20 years later they are each finally addressing the issue, but with a bill that is so weak and inefficient as to remind me of Neville Chamberlain waiving a peace agreement to British citizens just moments before Hitler launched his Blitzkriegs. They don’t seem to believe that the voters will not hold them accountable for this tremendous boondoggle that has turned Illinois, a state that for decades was considered the benchmark for production and job security, into the laughing stock of the nation. But then again, they really know nothing other than politics.
There is another Governor candidate that doesn’t seem afraid to call it like he sees it. Bruce Rauner, a self made gazillion-aire, used to manage a portion of the state employee pension fund. Under his leadership, the portion his company managed was able to grow those funds by an average return of 17.5%, even during some very troubling economic times. So I tend to put more credence in his opinion than I do in those of the fellows that caused this mess in the first place.
Mr Rauner puts it bluntly when he says “This new pension reform bill is a disaster…period.” In order for the reform to work, the union members themselves would have to give up a GUARANTEED pension amount and experience a loss of retirement income. No hard working person in their right mind would agree to that. But supporters of the bill say they have a safeguard. The new reform has an option that would allow current employees to “freeze” their pension benefits and begin to pay into a 401K type of retirement plan. The problem with that idea is that if more than a small percentage, say 5%, of state employees were to avail themselves of this option, then the MANDATED contributions to the GUARANTEED pension fund already in existence would decrease to a point where the current unfunded pension liability would not shrink… it would grow! The statement that the new pension reform will save 160 Billion Dollars over the years can only be substantiated through questionable accounting and redirection of alleged “savings” back into the fund. As Mr Rauner has stated, “any college freshman with a calculator and a basic introduction course to accounting or economics can tell you this won’t work…it’ll just get worse in a few years”.
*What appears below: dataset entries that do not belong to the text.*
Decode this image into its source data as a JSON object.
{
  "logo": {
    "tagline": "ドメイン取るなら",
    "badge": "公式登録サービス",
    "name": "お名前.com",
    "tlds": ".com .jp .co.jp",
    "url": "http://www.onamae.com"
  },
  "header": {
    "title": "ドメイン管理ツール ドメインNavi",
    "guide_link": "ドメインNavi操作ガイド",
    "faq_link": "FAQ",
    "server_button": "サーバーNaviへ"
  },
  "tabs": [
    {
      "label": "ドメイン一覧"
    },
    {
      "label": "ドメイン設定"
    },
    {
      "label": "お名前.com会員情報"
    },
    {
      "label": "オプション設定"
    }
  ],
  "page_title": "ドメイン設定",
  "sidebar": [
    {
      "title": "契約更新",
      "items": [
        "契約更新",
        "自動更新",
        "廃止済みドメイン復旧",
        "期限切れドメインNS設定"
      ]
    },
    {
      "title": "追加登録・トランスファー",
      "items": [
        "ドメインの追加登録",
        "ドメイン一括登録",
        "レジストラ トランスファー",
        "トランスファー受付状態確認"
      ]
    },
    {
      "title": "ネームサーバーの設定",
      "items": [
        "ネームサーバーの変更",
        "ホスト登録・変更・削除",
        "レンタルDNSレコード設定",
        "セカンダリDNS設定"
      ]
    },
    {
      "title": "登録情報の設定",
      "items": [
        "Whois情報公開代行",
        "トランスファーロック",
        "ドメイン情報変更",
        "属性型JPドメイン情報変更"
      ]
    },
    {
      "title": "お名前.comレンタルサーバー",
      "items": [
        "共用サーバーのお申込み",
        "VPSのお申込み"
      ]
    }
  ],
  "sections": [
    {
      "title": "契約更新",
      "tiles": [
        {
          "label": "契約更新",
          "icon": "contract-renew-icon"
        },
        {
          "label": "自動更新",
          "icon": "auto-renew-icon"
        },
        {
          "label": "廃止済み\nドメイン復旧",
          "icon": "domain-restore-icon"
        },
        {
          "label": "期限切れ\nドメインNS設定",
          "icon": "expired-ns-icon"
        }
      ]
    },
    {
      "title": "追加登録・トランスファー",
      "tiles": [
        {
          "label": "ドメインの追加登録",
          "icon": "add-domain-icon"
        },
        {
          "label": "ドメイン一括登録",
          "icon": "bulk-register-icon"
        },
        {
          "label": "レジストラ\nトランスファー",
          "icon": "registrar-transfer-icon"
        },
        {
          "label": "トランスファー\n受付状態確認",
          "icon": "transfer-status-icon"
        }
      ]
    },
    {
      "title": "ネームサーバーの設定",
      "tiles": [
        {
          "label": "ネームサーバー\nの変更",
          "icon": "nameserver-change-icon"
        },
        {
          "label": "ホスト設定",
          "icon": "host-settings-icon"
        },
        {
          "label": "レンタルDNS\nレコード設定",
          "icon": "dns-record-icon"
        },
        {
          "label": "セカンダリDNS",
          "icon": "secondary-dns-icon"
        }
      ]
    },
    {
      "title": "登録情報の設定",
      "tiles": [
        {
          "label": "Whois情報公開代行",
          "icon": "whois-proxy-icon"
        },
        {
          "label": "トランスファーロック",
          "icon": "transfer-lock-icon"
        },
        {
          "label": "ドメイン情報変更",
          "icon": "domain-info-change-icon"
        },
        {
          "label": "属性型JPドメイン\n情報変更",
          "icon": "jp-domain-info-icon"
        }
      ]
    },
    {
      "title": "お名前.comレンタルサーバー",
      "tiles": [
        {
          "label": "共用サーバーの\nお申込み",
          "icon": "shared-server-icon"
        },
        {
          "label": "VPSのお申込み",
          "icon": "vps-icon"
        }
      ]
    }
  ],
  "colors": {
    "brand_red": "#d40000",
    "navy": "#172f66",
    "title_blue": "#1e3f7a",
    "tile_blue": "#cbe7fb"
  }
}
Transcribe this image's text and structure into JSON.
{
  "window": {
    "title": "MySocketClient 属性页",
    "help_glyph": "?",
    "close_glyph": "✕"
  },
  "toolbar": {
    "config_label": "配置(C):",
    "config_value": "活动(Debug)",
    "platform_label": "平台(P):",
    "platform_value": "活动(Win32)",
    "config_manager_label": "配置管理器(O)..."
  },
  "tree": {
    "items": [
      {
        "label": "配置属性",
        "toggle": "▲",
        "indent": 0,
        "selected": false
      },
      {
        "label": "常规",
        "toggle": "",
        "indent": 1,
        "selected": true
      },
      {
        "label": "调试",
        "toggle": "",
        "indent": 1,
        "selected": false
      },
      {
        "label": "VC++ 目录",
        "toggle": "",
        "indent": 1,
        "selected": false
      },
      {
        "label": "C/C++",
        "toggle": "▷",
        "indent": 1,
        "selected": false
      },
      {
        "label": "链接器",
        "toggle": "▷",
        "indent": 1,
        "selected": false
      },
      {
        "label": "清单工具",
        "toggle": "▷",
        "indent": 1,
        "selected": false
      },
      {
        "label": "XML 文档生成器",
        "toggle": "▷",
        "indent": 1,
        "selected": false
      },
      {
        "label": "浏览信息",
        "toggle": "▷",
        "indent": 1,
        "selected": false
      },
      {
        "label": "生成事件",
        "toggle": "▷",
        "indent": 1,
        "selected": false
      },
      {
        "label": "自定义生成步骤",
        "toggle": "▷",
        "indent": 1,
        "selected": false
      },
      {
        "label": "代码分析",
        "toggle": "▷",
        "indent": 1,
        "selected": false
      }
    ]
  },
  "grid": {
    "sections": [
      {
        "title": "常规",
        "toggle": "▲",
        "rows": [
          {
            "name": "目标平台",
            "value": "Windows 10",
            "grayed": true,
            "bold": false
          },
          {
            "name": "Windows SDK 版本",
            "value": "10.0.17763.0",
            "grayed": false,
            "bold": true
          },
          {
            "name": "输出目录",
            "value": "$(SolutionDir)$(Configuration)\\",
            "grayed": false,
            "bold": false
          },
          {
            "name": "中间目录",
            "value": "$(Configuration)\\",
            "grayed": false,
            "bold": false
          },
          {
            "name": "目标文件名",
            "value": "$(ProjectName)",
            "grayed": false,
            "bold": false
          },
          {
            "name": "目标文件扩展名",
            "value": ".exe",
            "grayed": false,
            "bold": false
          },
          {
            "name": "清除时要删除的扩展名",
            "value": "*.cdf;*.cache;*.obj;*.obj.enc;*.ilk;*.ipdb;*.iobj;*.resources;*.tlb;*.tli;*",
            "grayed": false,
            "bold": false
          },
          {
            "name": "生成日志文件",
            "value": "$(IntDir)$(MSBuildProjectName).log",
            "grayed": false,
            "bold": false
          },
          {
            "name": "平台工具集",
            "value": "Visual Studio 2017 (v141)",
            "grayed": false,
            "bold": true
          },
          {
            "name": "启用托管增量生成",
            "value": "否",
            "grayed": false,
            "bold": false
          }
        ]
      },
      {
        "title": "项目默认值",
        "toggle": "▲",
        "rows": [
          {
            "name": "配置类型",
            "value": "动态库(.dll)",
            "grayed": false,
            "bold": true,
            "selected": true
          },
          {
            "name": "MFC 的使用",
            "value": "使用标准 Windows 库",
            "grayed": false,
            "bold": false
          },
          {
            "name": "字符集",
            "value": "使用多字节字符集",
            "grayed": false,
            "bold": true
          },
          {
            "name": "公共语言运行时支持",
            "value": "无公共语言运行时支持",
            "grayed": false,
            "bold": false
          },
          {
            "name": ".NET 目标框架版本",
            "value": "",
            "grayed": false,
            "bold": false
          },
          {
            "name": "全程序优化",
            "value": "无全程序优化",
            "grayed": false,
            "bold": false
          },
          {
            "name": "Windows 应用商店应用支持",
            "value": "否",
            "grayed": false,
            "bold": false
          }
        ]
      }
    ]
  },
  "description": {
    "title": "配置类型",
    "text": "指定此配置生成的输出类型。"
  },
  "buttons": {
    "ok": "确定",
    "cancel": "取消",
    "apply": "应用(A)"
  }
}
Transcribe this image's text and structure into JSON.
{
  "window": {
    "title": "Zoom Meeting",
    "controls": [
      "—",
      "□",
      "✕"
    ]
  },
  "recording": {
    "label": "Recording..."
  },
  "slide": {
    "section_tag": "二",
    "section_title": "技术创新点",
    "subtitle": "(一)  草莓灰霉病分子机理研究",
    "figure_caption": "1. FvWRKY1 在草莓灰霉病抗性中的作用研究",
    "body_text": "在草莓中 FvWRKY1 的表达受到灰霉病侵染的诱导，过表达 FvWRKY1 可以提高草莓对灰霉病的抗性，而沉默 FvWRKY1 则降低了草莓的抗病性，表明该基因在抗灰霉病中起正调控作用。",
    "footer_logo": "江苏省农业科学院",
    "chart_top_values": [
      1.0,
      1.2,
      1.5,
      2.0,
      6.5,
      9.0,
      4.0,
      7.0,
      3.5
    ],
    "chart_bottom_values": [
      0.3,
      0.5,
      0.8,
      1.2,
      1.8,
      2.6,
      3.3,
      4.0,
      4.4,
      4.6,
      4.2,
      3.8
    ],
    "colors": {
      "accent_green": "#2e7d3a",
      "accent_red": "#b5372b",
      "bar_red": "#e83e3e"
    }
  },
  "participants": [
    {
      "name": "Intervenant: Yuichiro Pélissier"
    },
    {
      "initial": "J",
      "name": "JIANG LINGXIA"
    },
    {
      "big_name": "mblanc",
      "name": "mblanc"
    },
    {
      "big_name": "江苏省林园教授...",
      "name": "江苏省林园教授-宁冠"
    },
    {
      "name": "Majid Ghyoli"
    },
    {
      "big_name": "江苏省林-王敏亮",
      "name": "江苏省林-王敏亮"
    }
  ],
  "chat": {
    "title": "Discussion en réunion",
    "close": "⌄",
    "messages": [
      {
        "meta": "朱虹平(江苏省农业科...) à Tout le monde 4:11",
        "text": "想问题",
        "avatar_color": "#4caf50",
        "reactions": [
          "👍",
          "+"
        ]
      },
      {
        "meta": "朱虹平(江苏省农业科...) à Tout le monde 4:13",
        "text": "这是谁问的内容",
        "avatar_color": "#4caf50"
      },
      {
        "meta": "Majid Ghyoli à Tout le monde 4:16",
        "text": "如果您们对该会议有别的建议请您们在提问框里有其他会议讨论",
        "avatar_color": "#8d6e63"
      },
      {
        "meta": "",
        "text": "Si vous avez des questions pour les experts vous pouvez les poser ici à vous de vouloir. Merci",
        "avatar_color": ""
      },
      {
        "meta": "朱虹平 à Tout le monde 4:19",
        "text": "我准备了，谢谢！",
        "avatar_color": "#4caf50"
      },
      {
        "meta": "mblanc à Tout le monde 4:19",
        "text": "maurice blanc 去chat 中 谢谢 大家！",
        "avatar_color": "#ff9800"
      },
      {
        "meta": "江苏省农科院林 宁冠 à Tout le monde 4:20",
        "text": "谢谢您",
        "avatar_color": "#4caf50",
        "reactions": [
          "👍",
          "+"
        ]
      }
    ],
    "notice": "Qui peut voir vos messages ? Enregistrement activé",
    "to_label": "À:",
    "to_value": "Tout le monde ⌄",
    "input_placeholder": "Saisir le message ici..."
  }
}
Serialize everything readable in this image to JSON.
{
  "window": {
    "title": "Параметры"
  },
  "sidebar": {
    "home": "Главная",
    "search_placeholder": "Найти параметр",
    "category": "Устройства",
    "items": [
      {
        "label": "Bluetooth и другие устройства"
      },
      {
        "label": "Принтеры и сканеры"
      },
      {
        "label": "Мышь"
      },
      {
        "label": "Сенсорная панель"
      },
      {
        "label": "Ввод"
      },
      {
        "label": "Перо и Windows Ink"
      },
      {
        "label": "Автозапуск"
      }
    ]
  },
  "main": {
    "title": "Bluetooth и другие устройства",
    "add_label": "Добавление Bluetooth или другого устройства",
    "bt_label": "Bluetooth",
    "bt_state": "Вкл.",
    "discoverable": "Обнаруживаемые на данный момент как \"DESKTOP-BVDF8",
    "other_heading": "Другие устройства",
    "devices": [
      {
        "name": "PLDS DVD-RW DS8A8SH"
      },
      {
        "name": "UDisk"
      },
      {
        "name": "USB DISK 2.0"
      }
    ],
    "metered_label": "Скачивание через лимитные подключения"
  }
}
Since Mr. Rauner has a batting average of over .900 in business investments without saddling up companies with debt and moving the jobs out of Illinois, I tend to think he’s the guy we should listen to. When we look at the fact that he owns a capital investment group that is set up to specifically invest into companies in Illinois or to entice companies to Illinois, I believe him when he says that there is a way to solve the pension liability problem without sticking the bill to the taxpayers and businesses. Unfortunately, Mr Rauner is not a career politician and has a difficult time making statements that are designed to be ambiguous enough to appease the largest voting demographic groups. If he’s calling the new reform bill a turd, then maybe we should all play it safe and buy some extra toilet paper…or maybe we can just guess which cup has the pea…or which card is the Red Queen. Or maybe, like Damocles, we should just give up our chair and move as far away from that sword as we can.